Monday 5 September 2011
Decision-makers back concept of tobacco-free NZ by 2025
Research led by the University of Otago, Wellington shows that senior officials, health practitioners, decision-makers
and opinion-leaders support bold new ways of thinking being explored to achieve a tobacco-free New Zealand.
The research follows a commitment this year by the Government to make NZ tobacco free by 2025, and has been published in
the international journal BMC Public Health.
In the study, ‘Daring to Dream’, the researchers carried out in-depth interviews with 19 senior officials from the
Ministry of Health and Treasury, along with senior journalists and public health doctors to explore their attitudes to a
tobacco-free NZ, and five proposed ways to achieve it.
The interviewees strongly endorsed an ‘endgame’ tobacco-free (Tupeka Kore) vision in which the next generation is
protected from tobacco addiction. They also responded positively to many of the proposals, though views varied about the
most effective approach to making NZ tobacco free by 2025.
The five proposals focused on interventions and regulation to slowly restrict the supply of tobacco products, and
targeting the tobacco industry.
One of the measures discussed was a regular decrease in the importing and supply of tobacco, reducing it to virtually
nil over the next 10-15 years. Other measures include establishing a stand-alone autonomous Nicotine Authority to
regulate the nicotine and tobacco market; and a not-for-profit Tobacco Control Agency to control the supply and
distribution of tobacco products, with the aim of phasing them out altogether.
A key finding of the study was the way that tobacco is portrayed and viewed by policy-makers, media and the public, as a
‘risky but legal commodity’ is acting as a major barrier to more rigorous action.
Lead researcher from the ASPIRE 2025 research collaboration (see second attachment), Professor Richard Edwards says this
limited and static view of tobacco needs to change.
“Once tobacco is seen for what it truly is, a highly addictive and toxic product which greatly harms thousands of
children and adults, then we may get some real action to achieve the Tupeka Kore vision, and ensure that children are

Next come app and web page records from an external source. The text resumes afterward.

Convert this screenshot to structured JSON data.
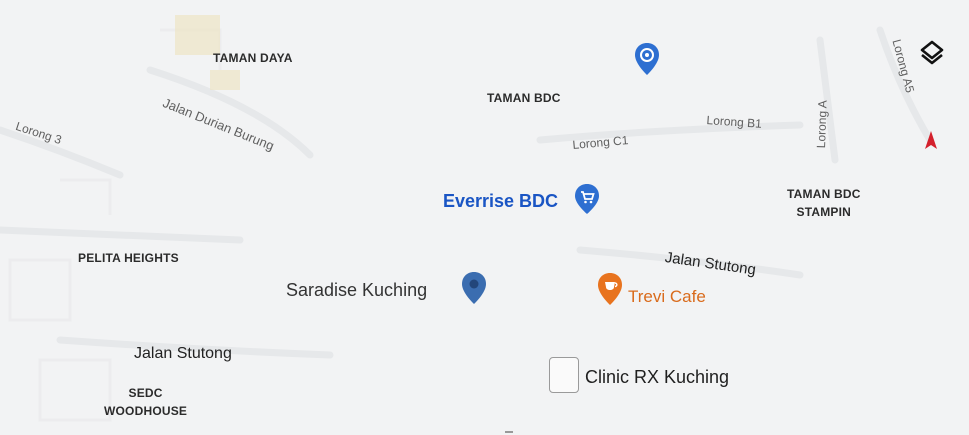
{
  "areas": {
    "taman_daya": "TAMAN DAYA",
    "taman_bdc": "TAMAN BDC",
    "taman_bdc_stampin_1": "TAMAN BDC",
    "taman_bdc_stampin_2": "STAMPIN",
    "pelita_heights": "PELITA HEIGHTS",
    "sedc_1": "SEDC",
    "sedc_2": "WOODHOUSE"
  },
  "roads": {
    "jalan_durian_burung": "Jalan Durian Burung",
    "lorong_3": "Lorong 3",
    "lorong_c1": "Lorong C1",
    "lorong_b1": "Lorong B1",
    "lorong_a": "Lorong A",
    "lorong_a5": "Lorong A5",
    "jalan_stutong_east": "Jalan Stutong",
    "jalan_stutong_west": "Jalan Stutong"
  },
  "places": {
    "everrise": "Everrise BDC",
    "saradise": "Saradise Kuching",
    "trevi": "Trevi Cafe",
    "clinic": "Clinic RX Kuching"
  },
  "colors": {
    "map_bg": "#f2f3f4",
    "poi_blue": "#1a55c4",
    "pin_blue": "#2e6fd1",
    "pin_dark_blue": "#3b6db0",
    "pin_orange": "#e8731e",
    "compass_red": "#d4202c"
  },
  "icons": {
    "shopping_pin": "shopping-cart-pin-icon",
    "place_pin": "place-pin-icon",
    "cafe_pin": "cafe-pin-icon",
    "generic_pin": "blue-pin-icon",
    "layers": "layers-icon",
    "compass": "compass-icon",
    "clinic": "clinic-placeholder-icon"
  }
}
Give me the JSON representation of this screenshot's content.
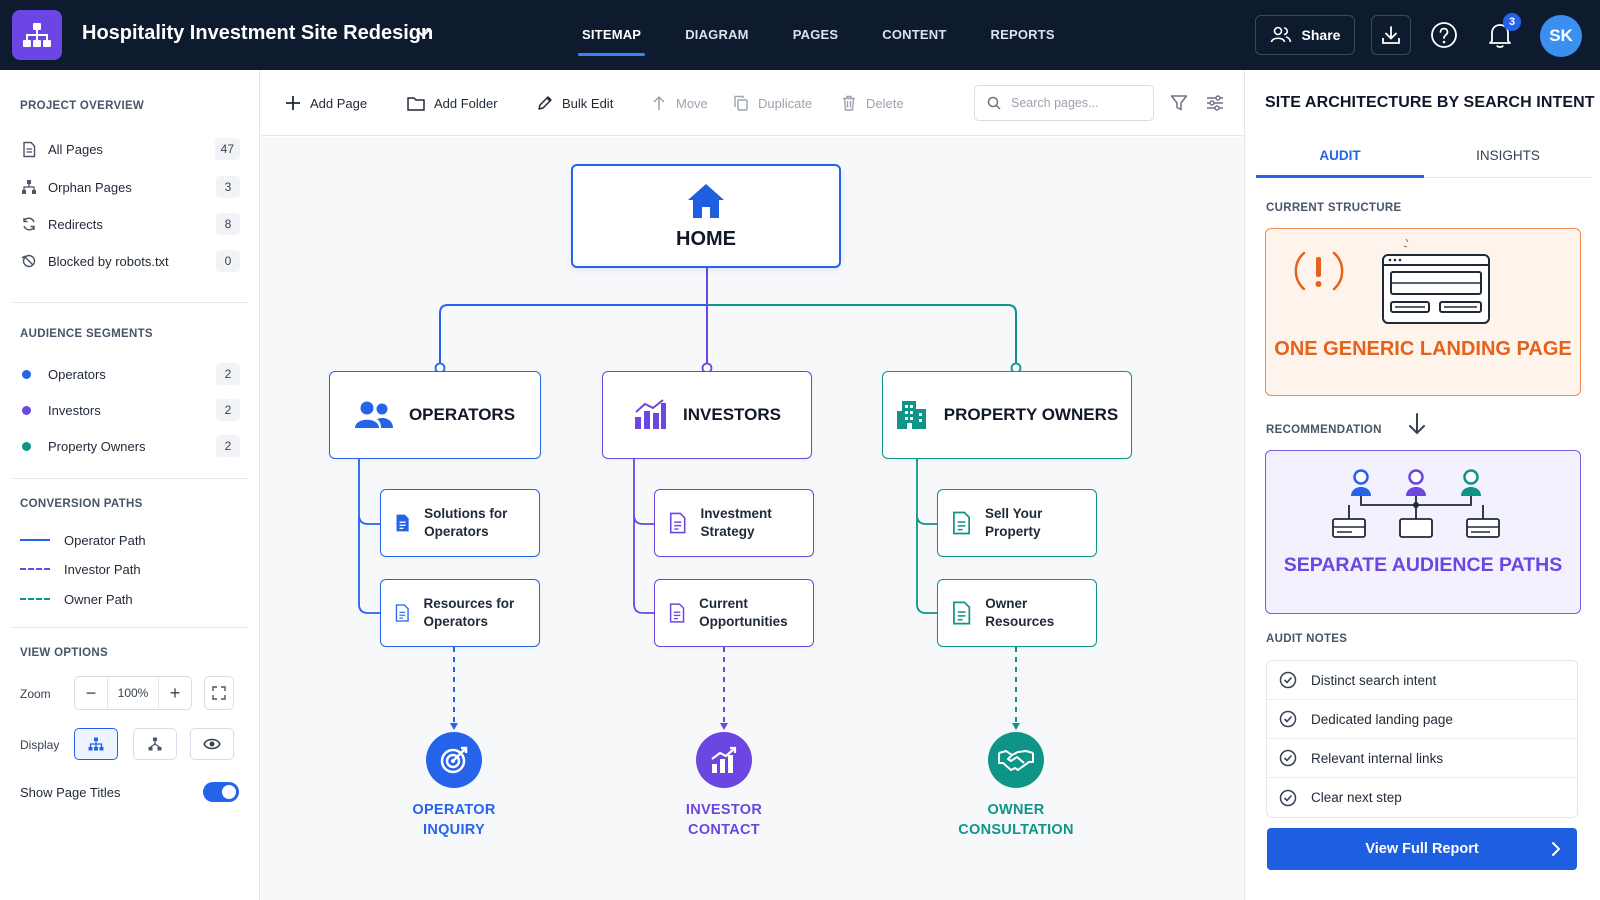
{
  "header": {
    "project_title": "Hospitality Investment Site Redesign",
    "nav": [
      "SITEMAP",
      "DIAGRAM",
      "PAGES",
      "CONTENT",
      "REPORTS"
    ],
    "active_nav": "SITEMAP",
    "share_label": "Share",
    "notification_count": "3",
    "avatar_initials": "SK"
  },
  "sidebar": {
    "overview_title": "PROJECT OVERVIEW",
    "overview": [
      {
        "label": "All Pages",
        "count": "47",
        "icon": "document-icon"
      },
      {
        "label": "Orphan Pages",
        "count": "3",
        "icon": "hierarchy-icon"
      },
      {
        "label": "Redirects",
        "count": "8",
        "icon": "redirect-icon"
      },
      {
        "label": "Blocked by robots.txt",
        "count": "0",
        "icon": "blocked-icon"
      }
    ],
    "segments_title": "AUDIENCE SEGMENTS",
    "segments": [
      {
        "label": "Operators",
        "count": "2",
        "color": "#2563eb"
      },
      {
        "label": "Investors",
        "count": "2",
        "color": "#6b46e0"
      },
      {
        "label": "Property Owners",
        "count": "2",
        "color": "#0f9488"
      }
    ],
    "paths_title": "CONVERSION PATHS",
    "paths": [
      {
        "label": "Operator Path",
        "color": "#2563eb",
        "style": "solid"
      },
      {
        "label": "Investor Path",
        "color": "#6b46e0",
        "style": "dashed"
      },
      {
        "label": "Owner Path",
        "color": "#0f9488",
        "style": "dashed"
      }
    ],
    "view_title": "VIEW OPTIONS",
    "zoom_label": "Zoom",
    "zoom_value": "100%",
    "display_label": "Display",
    "show_titles_label": "Show Page Titles",
    "show_titles_on": true
  },
  "toolbar": {
    "add_page": "Add Page",
    "add_folder": "Add Folder",
    "bulk_edit": "Bulk Edit",
    "move": "Move",
    "duplicate": "Duplicate",
    "delete": "Delete",
    "search_placeholder": "Search pages..."
  },
  "sitemap": {
    "home": "HOME",
    "segments": [
      {
        "label": "OPERATORS",
        "color": "#2563eb",
        "icon": "users-icon"
      },
      {
        "label": "INVESTORS",
        "color": "#6b46e0",
        "icon": "bar-chart-icon"
      },
      {
        "label": "PROPERTY OWNERS",
        "color": "#0f9488",
        "icon": "building-icon"
      }
    ],
    "pages": [
      [
        "Solutions for Operators",
        "Resources for Operators"
      ],
      [
        "Investment Strategy",
        "Current Opportunities"
      ],
      [
        "Sell Your Property",
        "Owner Resources"
      ]
    ],
    "goals": [
      {
        "label": "OPERATOR INQUIRY",
        "color": "#2563eb",
        "icon": "target-icon"
      },
      {
        "label": "INVESTOR CONTACT",
        "color": "#6b46e0",
        "icon": "growth-chart-icon"
      },
      {
        "label": "OWNER CONSULTATION",
        "color": "#0f9488",
        "icon": "handshake-icon"
      }
    ]
  },
  "panel": {
    "title": "SITE ARCHITECTURE BY SEARCH INTENT",
    "tabs": [
      "AUDIT",
      "INSIGHTS"
    ],
    "active_tab": "AUDIT",
    "current_title": "CURRENT STRUCTURE",
    "current_text": "ONE GENERIC LANDING PAGE",
    "rec_title": "RECOMMENDATION",
    "rec_text": "SEPARATE AUDIENCE PATHS",
    "notes_title": "AUDIT NOTES",
    "notes": [
      "Distinct search intent",
      "Dedicated landing page",
      "Relevant internal links",
      "Clear next step"
    ],
    "report_button": "View Full Report"
  }
}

protected from becoming the next generation of victims.”
Co-author, Dr Heather Gifford from Whanganui-based Whakauae Research, says this study shows that there is support
amongst key policy-makers and journalists for control of tobacco supply as a policy option, but further research and
public debate are needed to identify the best and most practicable approach to achieve a Tupeka Kore, or tobacco-free
Aotearoa by 2025.